In the case of the non-fundamental stuff, there are informative answers. How did you make that loop of rope? By tying the ends in a Zeppelin bend. How did you do that? By making a six loop and a nine loop and tucking this through that and that through this and pulling tight. How did you make the six loop? By tensing my muscles thus and so.

Now, the case of what God does directly, without secondary causes, is analogous to what we fundamentally cause as agents. Except that whereas for us the basic effects are things like muscle tensings or nerve firings, for God the basic effects are much more impressive, like an object coming into existence ex nihilo.

Jason Thibodeau said...

That is a nice distinction and helpful. But I think there may still be a problem. Human persons are able to fundamentally cause in virtue of having bodies. And while there is no informative answer to how we do it, the powers that we have in virtue of which we fundamentally cause are themselves subject to (non-intentional)causal explanations. That I am able to tense my muscles thus-and-so is subject to explanation in terms of nerves, muscle fibers, etc.

Suppose that all human intentional explanation presupposes the existence of powers that are subject to non-intentional explanation. That is, we understand (human) intentional explanations in virtue of understanding that humans non-fundamentally cause by directly manipulating their bodies (or whatever the fundamental stuff is).

God's powers in virtue of which he can fundamentally cause are not subject to explanation.

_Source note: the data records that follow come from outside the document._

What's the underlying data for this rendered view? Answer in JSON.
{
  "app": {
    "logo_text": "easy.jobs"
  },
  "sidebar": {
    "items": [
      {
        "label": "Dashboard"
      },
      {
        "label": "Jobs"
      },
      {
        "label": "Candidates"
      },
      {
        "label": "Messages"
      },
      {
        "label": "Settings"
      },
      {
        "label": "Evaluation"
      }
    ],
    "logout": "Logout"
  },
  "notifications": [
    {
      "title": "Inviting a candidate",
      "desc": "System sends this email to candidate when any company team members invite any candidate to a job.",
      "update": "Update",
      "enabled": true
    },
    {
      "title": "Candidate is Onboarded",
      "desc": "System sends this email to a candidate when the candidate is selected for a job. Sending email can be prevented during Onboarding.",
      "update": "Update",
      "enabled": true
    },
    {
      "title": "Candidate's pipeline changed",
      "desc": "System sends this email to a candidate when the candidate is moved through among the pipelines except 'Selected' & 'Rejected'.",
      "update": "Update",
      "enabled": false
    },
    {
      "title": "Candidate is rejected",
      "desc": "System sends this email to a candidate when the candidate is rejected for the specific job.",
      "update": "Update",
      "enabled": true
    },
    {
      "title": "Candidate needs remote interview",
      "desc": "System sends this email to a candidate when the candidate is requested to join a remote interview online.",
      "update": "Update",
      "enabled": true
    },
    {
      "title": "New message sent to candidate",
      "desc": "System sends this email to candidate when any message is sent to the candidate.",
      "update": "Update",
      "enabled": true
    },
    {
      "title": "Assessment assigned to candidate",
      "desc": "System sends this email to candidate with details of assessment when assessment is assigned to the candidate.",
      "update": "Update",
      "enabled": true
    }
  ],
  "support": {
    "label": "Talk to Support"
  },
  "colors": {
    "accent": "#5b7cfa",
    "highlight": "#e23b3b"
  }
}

God doesn't cause by tensing his muscles, and however he does cause, the fundamental stuff is not subject to explanation.

Can we make sense of intentional causation without presupposing the existence of a body (or something analogous) that an agent can fundamentally affect, and in virtue of which the being can non-fundamentally cause?

Michael Gonzalez said...

Jason, I think you missed the point of the difference between fundamentally causing and non-fundamentally causing. You say that humans can fundamentally cause in virtue of having a body. This is exactly incorrect. They can NON-fundamentally cause, because they have a body which they can fundamentally cause to do things.

To put it another way, if a human is using his body to do something (say, pick up a glass of water), that is a case of non-fundamental causing. However, the movement of the body itself (say, the initiation of neural events leading to the raising of the arm) is not done through a body.

Likewise, God could act on the world (even in His creation of it) at a purely fundamental level, not involving an intermediate step.